*** Block opens ***
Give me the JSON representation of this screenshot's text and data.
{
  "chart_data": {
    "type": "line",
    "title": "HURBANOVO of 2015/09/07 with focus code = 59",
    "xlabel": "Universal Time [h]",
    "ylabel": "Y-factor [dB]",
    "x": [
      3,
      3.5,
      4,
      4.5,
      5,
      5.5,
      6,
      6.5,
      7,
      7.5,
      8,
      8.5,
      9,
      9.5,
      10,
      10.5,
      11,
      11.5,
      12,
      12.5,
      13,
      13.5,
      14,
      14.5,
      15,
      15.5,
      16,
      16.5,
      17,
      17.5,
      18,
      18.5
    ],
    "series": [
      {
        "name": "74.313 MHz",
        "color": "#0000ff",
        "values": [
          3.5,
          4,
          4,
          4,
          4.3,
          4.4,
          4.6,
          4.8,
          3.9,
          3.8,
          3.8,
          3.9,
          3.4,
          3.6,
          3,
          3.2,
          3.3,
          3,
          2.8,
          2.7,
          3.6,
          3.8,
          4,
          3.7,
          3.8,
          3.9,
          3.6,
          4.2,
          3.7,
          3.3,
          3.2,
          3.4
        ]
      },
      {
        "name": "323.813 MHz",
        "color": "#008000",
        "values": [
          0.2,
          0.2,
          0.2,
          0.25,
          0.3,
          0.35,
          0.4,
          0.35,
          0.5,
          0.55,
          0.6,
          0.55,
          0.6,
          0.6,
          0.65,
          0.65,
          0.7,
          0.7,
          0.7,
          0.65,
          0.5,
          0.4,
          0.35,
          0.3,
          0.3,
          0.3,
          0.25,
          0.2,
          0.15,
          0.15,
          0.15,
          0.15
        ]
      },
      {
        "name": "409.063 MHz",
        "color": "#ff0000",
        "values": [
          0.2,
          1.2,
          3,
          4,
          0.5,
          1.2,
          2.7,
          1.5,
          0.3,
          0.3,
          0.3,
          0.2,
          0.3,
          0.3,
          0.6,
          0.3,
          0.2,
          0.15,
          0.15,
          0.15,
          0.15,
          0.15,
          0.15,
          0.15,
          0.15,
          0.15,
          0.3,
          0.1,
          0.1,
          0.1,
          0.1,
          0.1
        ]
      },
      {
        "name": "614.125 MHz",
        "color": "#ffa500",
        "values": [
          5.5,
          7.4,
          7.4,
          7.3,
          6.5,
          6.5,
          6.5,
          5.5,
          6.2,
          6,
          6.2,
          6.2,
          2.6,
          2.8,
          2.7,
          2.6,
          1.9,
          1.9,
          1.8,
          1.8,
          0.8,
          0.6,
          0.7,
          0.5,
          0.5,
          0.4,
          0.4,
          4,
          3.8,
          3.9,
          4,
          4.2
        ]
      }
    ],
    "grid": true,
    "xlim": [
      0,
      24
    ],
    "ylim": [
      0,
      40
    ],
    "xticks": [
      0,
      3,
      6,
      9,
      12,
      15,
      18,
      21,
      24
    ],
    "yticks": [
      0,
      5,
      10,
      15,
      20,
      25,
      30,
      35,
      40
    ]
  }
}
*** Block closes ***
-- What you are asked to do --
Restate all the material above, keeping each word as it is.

-- Response below --
Give me the JSON representation of this screenshot's text and data.
{
  "chart_data": {
    "type": "line",
    "title": "HURBANOVO of 2015/09/07 with focus code = 59",
    "xlabel": "Universal Time [h]",
    "ylabel": "Y-factor [dB]",
    "x": [
      3,
      3.5,
      4,
      4.5,
      5,
      5.5,
      6,
      6.5,
      7,
      7.5,
      8,
      8.5,
      9,
      9.5,
      10,
      10.5,
      11,
      11.5,
      12,
      12.5,
      13,
      13.5,
      14,
      14.5,
      15,
      15.5,
      16,
      16.5,
      17,
      17.5,
      18,
      18.5
    ],
    "series": [
      {
        "name": "74.313 MHz",
        "color": "#0000ff",
        "values": [
          3.5,
          4,
          4,
          4,
          4.3,
          4.4,
          4.6,
          4.8,
          3.9,
          3.8,
          3.8,
          3.9,
          3.4,
          3.6,
          3,
          3.2,
          3.3,
          3,
          2.8,
          2.7,
          3.6,
          3.8,
          4,
          3.7,
          3.8,
          3.9,
          3.6,
          4.2,
          3.7,
          3.3,
          3.2,
          3.4
        ]
      },
      {
        "name": "323.813 MHz",
        "color": "#008000",
        "values": [
          0.2,
          0.2,
          0.2,
          0.25,
          0.3,
          0.35,
          0.4,
          0.35,
          0.5,
          0.55,
          0.6,
          0.55,
          0.6,
          0.6,
          0.65,
          0.65,
          0.7,
          0.7,
          0.7,
          0.65,
          0.5,
          0.4,
          0.35,
          0.3,
          0.3,
          0.3,
          0.25,
          0.2,
          0.15,
          0.15,
          0.15,
          0.15
        ]
      },
      {
        "name": "409.063 MHz",
        "color": "#ff0000",
        "values": [
          0.2,
          1.2,
          3,
          4,
          0.5,
          1.2,
          2.7,
          1.5,
          0.3,
          0.3,
          0.3,
          0.2,
          0.3,
          0.3,
          0.6,
          0.3,
          0.2,
          0.15,
          0.15,
          0.15,
          0.15,
          0.15,
          0.15,
          0.15,
          0.15,
          0.15,
          0.3,
          0.1,
          0.1,
          0.1,
          0.1,
          0.1
        ]
      },
      {
        "name": "614.125 MHz",
        "color": "#ffa500",
        "values": [
          5.5,
          7.4,
          7.4,
          7.3,
          6.5,
          6.5,
          6.5,
          5.5,
          6.2,
          6,
          6.2,
          6.2,
          2.6,
          2.8,
          2.7,
          2.6,
          1.9,
          1.9,
          1.8,
          1.8,
          0.8,
          0.6,
          0.7,
          0.5,
          0.5,
          0.4,
          0.4,
          4,
          3.8,
          3.9,
          4,
          4.2
        ]
      }
    ],
    "grid": true,
    "xlim": [
      0,
      24
    ],
    "ylim": [
      0,
      40
    ],
    "xticks": [
      0,
      3,
      6,
      9,
      12,
      15,
      18,
      21,
      24
    ],
    "yticks": [
      0,
      5,
      10,
      15,
      20,
      25,
      30,
      35,
      40
    ]
  }
}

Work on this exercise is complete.